When I told a few friends and colleagues last week that I was heading off on vacation, they asked, “Great! Where are you going? Anywhere fun?”
At that point, I would light up, and exclaim, “Yes! I am headed off to Cape Cod for a week-long poetry workshop!”
The friends would then frown, and consider my comment for a brief moment—before wondering if I should be committed somewhere. They’d look at me and say, “Really? You’re going to the Cape and not going to the beach or on a whale watch? And by the way, since when is studying poetry an actual vacation?”
Keep in mind that at that moment, those friends were having flashbacks of high school literature classes trying to understand The Odyssey, remembering which Shakespearean character said, “Out, damn’d spot!” and the difference between iambic pentameter and a dactyl.
I understand the concern.
Only other closet artists would understand why I would be thrilled for this kind of week away. Having the opportunity to study with an amazing contemporary poet—Rowan Ricardo Phillips—and talk about sound, subject, and the imagination with other poets for three hours a day, five days in a row, was simply a breathtaking concept.
We also got to spend many of our off hours actually writing so we could share a new poem each day with the class.
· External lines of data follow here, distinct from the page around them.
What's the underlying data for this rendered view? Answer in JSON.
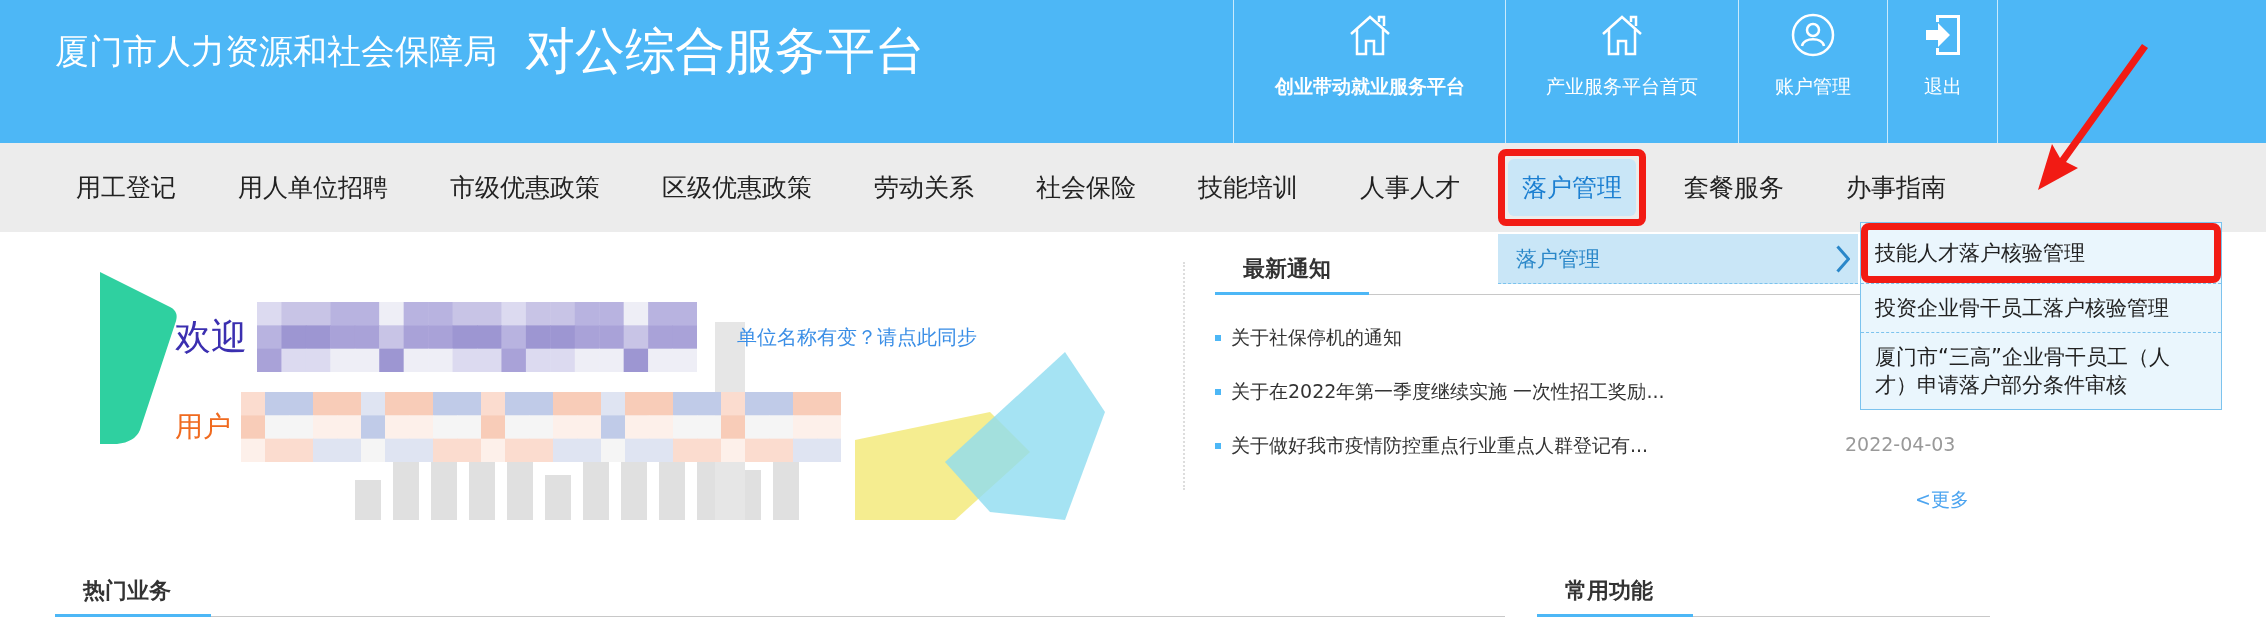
{
  "header": {
    "org": "厦门市人力资源和社会保障局",
    "platform": "对公综合服务平台",
    "links": [
      {
        "label": "创业带动就业服务平台",
        "bold": true
      },
      {
        "label": "产业服务平台首页",
        "bold": false
      },
      {
        "label": "账户管理",
        "bold": false
      },
      {
        "label": "退出",
        "bold": false
      }
    ]
  },
  "nav": [
    {
      "label": "用工登记",
      "selected": false,
      "highlighted": false
    },
    {
      "label": "用人单位招聘",
      "selected": false,
      "highlighted": false
    },
    {
      "label": "市级优惠政策",
      "selected": false,
      "highlighted": false
    },
    {
      "label": "区级优惠政策",
      "selected": false,
      "highlighted": false
    },
    {
      "label": "劳动关系",
      "selected": false,
      "highlighted": false
    },
    {
      "label": "社会保险",
      "selected": false,
      "highlighted": false
    },
    {
      "label": "技能培训",
      "selected": false,
      "highlighted": false
    },
    {
      "label": "人事人才",
      "selected": false,
      "highlighted": false
    },
    {
      "label": "落户管理",
      "selected": true,
      "highlighted": true
    },
    {
      "label": "套餐服务",
      "selected": false,
      "highlighted": false
    },
    {
      "label": "办事指南",
      "selected": false,
      "highlighted": false
    }
  ],
  "dropdown": {
    "label": "落户管理",
    "submenu": [
      {
        "label": "技能人才落户核验管理",
        "highlighted": true
      },
      {
        "label": "投资企业骨干员工落户核验管理",
        "highlighted": false
      },
      {
        "label": "厦门市“三高”企业骨干员工（人才）申请落户部分条件审核",
        "highlighted": false
      }
    ]
  },
  "welcome": {
    "greeting": "欢迎",
    "user_label": "用户",
    "sync_link": "单位名称有变？请点此同步"
  },
  "notices": {
    "title": "最新通知",
    "items": [
      {
        "text": "关于社保停机的通知"
      },
      {
        "text": "关于在2022年第一季度继续实施 一次性招工奖励..."
      },
      {
        "text": "关于做好我市疫情防控重点行业重点人群登记有...",
        "date": "2022-04-03"
      }
    ],
    "more": "<更多"
  },
  "sections": [
    {
      "title": "热门业务"
    },
    {
      "title": "常用功能"
    }
  ]
}
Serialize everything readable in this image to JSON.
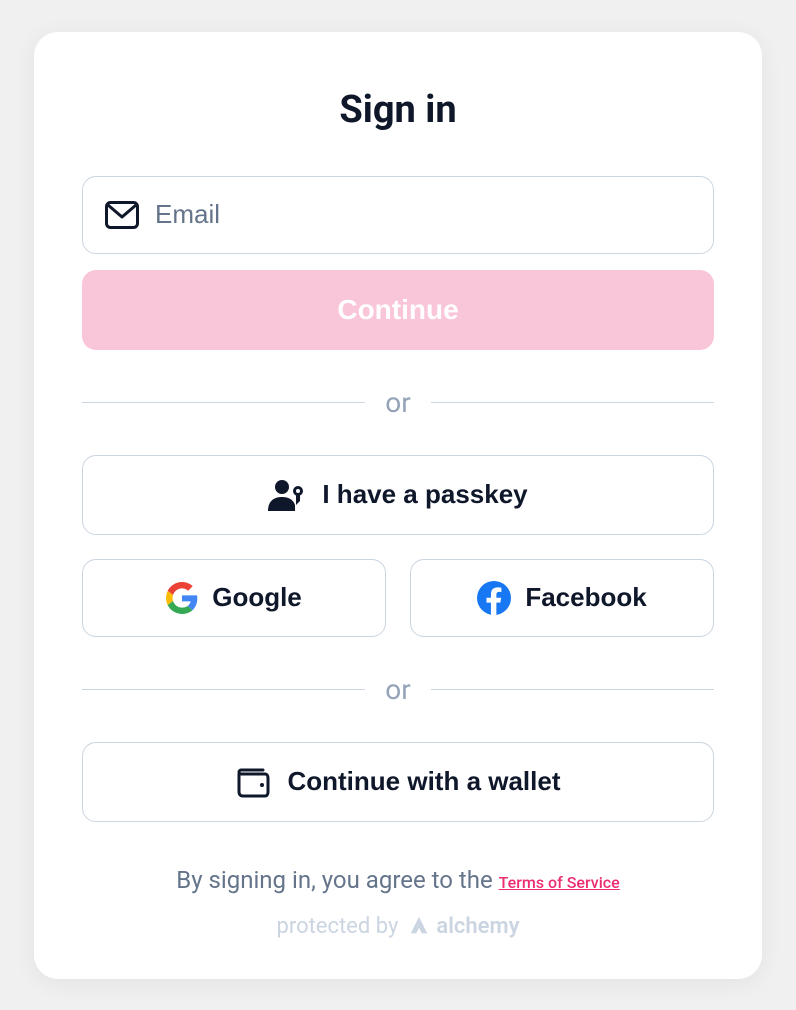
{
  "title": "Sign in",
  "email": {
    "placeholder": "Email",
    "value": ""
  },
  "buttons": {
    "continue": "Continue",
    "passkey": "I have a passkey",
    "google": "Google",
    "facebook": "Facebook",
    "wallet": "Continue with a wallet"
  },
  "dividers": {
    "or1": "or",
    "or2": "or"
  },
  "footer": {
    "legal_prefix": "By signing in, you agree to the ",
    "legal_link": "Terms of Service",
    "protected_prefix": "protected by",
    "protected_brand": "alchemy"
  },
  "colors": {
    "accent": "#ec2d73",
    "continue_bg": "#f9c5d9"
  }
}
(It’s probably worth nothing that one of the poems we had to write was a sestina, which is a 39-line poem with 10 syllables in each line. We also had to end each line with one of six words that repeat in a specific pattern. And not only did we have to write in that form, but we had to look with the picture on our driver’s license, and write the poem from that person’s point of view, however bad that photo may be.)
That’s where the insane part came into play.
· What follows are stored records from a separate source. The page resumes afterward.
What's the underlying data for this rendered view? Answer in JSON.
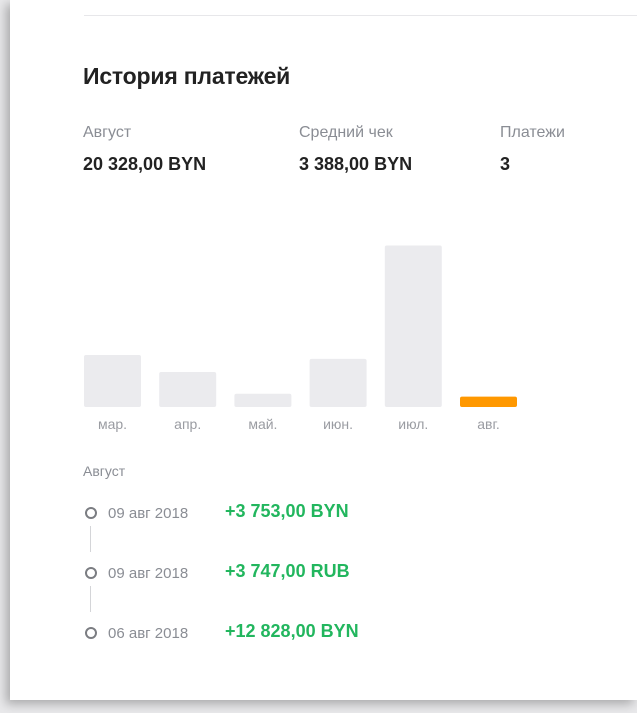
{
  "header": {
    "title": "История платежей"
  },
  "stats": [
    {
      "label": "Август",
      "value": "20 328,00 BYN"
    },
    {
      "label": "Средний чек",
      "value": "3 388,00 BYN"
    },
    {
      "label": "Платежи",
      "value": "3"
    }
  ],
  "chart_data": {
    "type": "bar",
    "categories": [
      "мар.",
      "апр.",
      "май.",
      "июн.",
      "июл.",
      "авг."
    ],
    "values": [
      55,
      37,
      14,
      51,
      171,
      11
    ],
    "highlight_index": 5,
    "colors": {
      "bar": "#ebebee",
      "highlight": "#ff9800",
      "label": "#9a9ca2"
    },
    "title": "",
    "xlabel": "",
    "ylabel": "",
    "ylim": [
      0,
      180
    ]
  },
  "payments": {
    "month_header": "Август",
    "items": [
      {
        "date": "09 авг 2018",
        "amount": "+3 753,00 BYN"
      },
      {
        "date": "09 авг 2018",
        "amount": "+3 747,00 RUB"
      },
      {
        "date": "06 авг 2018",
        "amount": "+12 828,00 BYN"
      }
    ],
    "amount_color": "#22b65e"
  }
}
It was poetry boot camp—simply awesome.
As we moved through the week, I found that the lessons that Rowan shared for writing poetry are equally apropos in life. For example, he gave us four rules to follow when we worked on our sestina:
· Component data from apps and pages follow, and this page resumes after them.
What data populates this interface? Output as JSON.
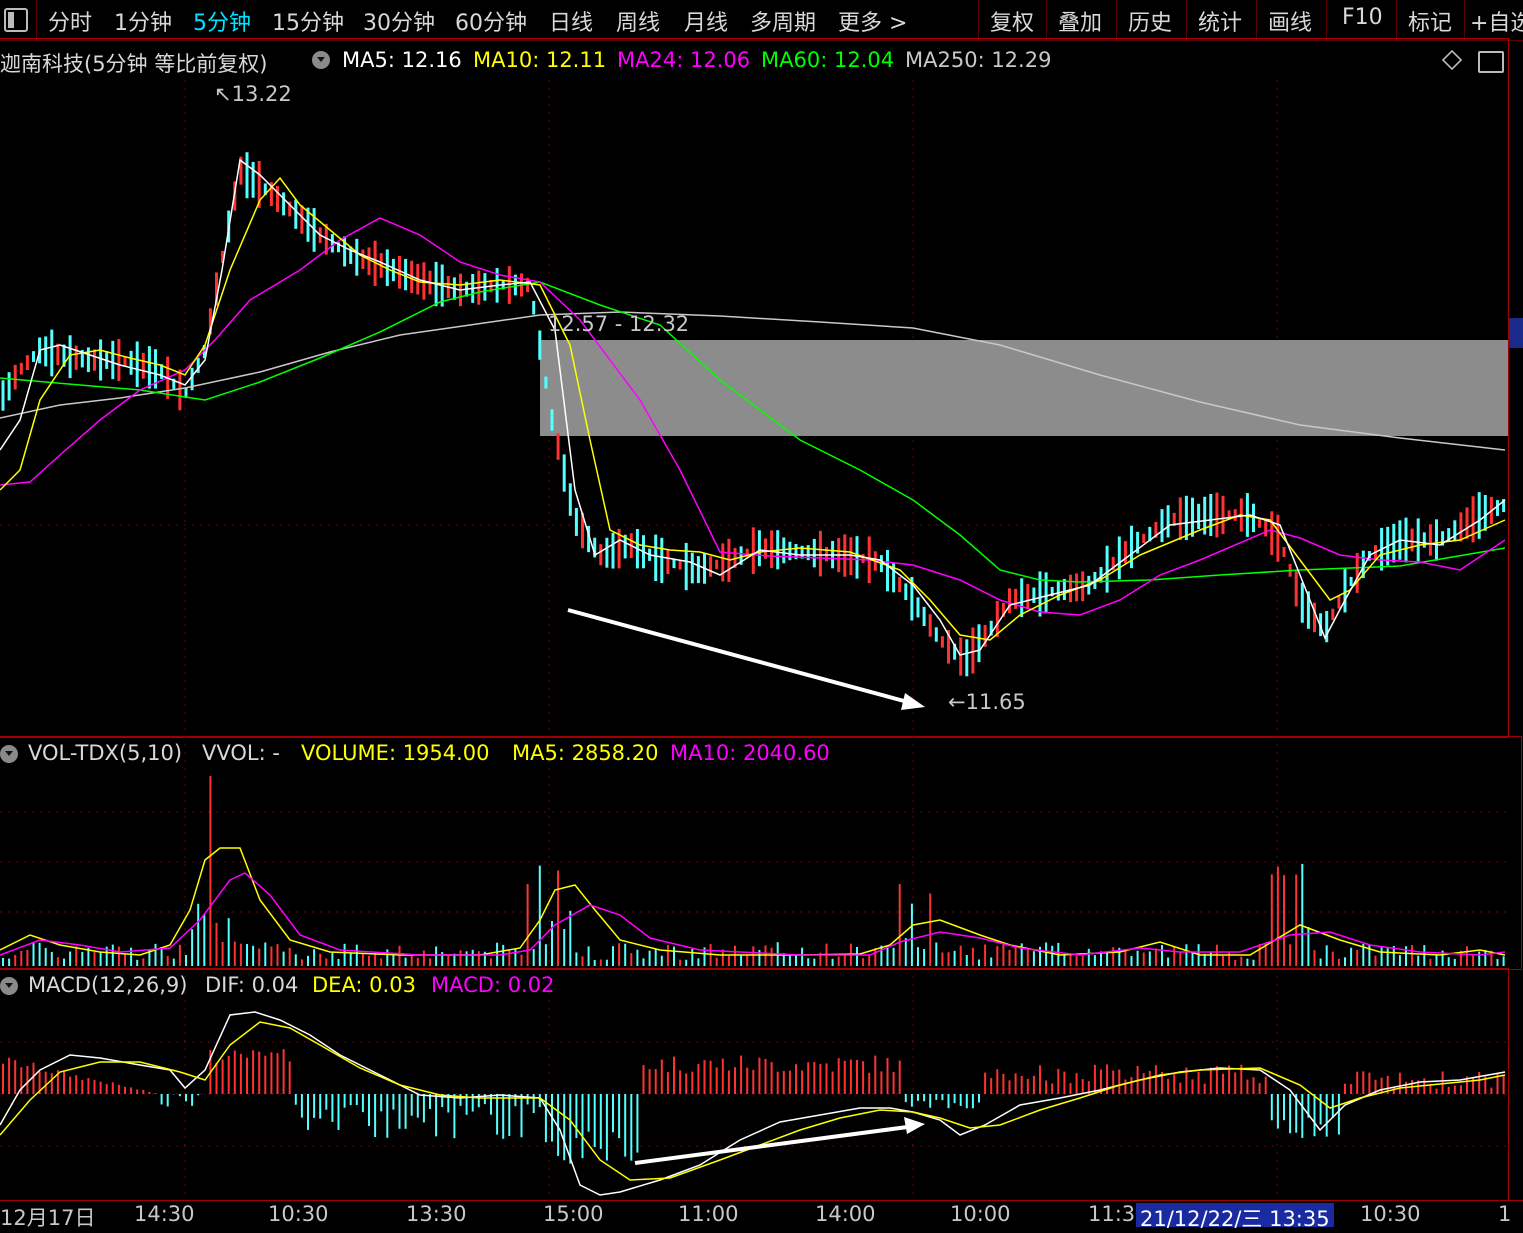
{
  "toolbar": {
    "menu_icon": "window-toggle-icon",
    "periods": [
      "分时",
      "1分钟",
      "5分钟",
      "15分钟",
      "30分钟",
      "60分钟",
      "日线",
      "周线",
      "月线",
      "多周期",
      "更多 >"
    ],
    "active_period": "5分钟",
    "right_buttons": [
      "复权",
      "叠加",
      "历史",
      "统计",
      "画线",
      "F10",
      "标记",
      "+自选"
    ]
  },
  "main_panel": {
    "title": "迦南科技(5分钟 等比前复权)",
    "ma5": "MA5: 12.16",
    "ma10": "MA10: 12.11",
    "ma24": "MA24: 12.06",
    "ma60": "MA60: 12.04",
    "ma250": "MA250: 12.29",
    "high_label": "13.22",
    "low_label": "11.65",
    "zone_label": "12.57 - 12.32",
    "colors": {
      "ma5": "#ffffff",
      "ma10": "#ffff00",
      "ma24": "#ff00ff",
      "ma60": "#00ff00",
      "ma250": "#c8c8c8",
      "up": "#ff3232",
      "down": "#54ffff",
      "zone": "#8c8c8c"
    }
  },
  "vol_panel": {
    "name": "VOL-TDX(5,10)",
    "vvol": "VVOL: -",
    "volume": "VOLUME: 1954.00",
    "ma5": "MA5: 2858.20",
    "ma10": "MA10: 2040.60"
  },
  "macd_panel": {
    "name": "MACD(12,26,9)",
    "dif": "DIF: 0.04",
    "dea": "DEA: 0.03",
    "macd": "MACD: 0.02"
  },
  "x_axis": {
    "labels": [
      "12月17日",
      "14:30",
      "10:30",
      "13:30",
      "15:00",
      "11:00",
      "14:00",
      "10:00",
      "11:3",
      "13:35",
      "10:30",
      "1"
    ],
    "highlight": "21/12/22/三"
  },
  "right_edge_marker": "1"
}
1) Commit—to writing the sestina (or to anything you do). Don’t give up or bag out early on.
2) Don’t Panic—when you find that it’s really hard partway through, don’t give up. Go for it.
3) Don’t Overcommit—if you find yourself struggling, going in a direction that isn’t working, don’t be afraid to start over.
4) Finally, Overcommit—in the end, give it your absolute best. Let ’er rip.
This advice was wise. I was determined to write this sestina on Wednesday night (Rule #1)—I had never written one before. But once I had written two and a half of the six necessary stanzas after a few hours, I just couldn’t take it anymore. I felt stifled by the direction my poem was going and was getting crankier by the minute (Rule #2).
Fortunately, Rowan had reminded us that this work is all about putting our poetic imagination under pressure. That’s part of being a poet. So I started over (Rule #3).
In the end, we all wrote our sestinas (Rule #4). And they were really good. Our tiny group of seven poets was amazed that we all produced great work in just five days.
Of course, everyone knows that poets, like painters, are a little crazy. There are plenty of stories of poets going off the deep end. And do also know that the sestina was invented by Arnaut Daniel, a troubadour from 12th century Provence. The form was later refined by Dante, who also wrote “Inferno” (see the connection? The hell thing?).
The form has evolved even since then, and wow, sestinas can be really cool! We did have some other stretch assignments—we wrote an ekphrastic poem, a poem that is in response to another work of art. One afternoon, we walked the local galleries in Ptown and each found a piece of artwork we really liked, and then wrote a poem in response to it.*
Rowan reminded us that just like a lot of creative endeavors in process, poetry is a plastic art—each line needs to be put through a stress test. The line, and the poem, needs to be bumped to see what falls off. What’s left will hopefully be a damn good poem. It’s plastic…until it’s not.
I guess that’s just like life, just like being human, really. And I’m just a tiny bit more in alignment with who I am this week, coming out of this happy place in Ptown.
*I chose a sculpture for my Ekphrasis—check out “People Could Fly” by Walter Horak.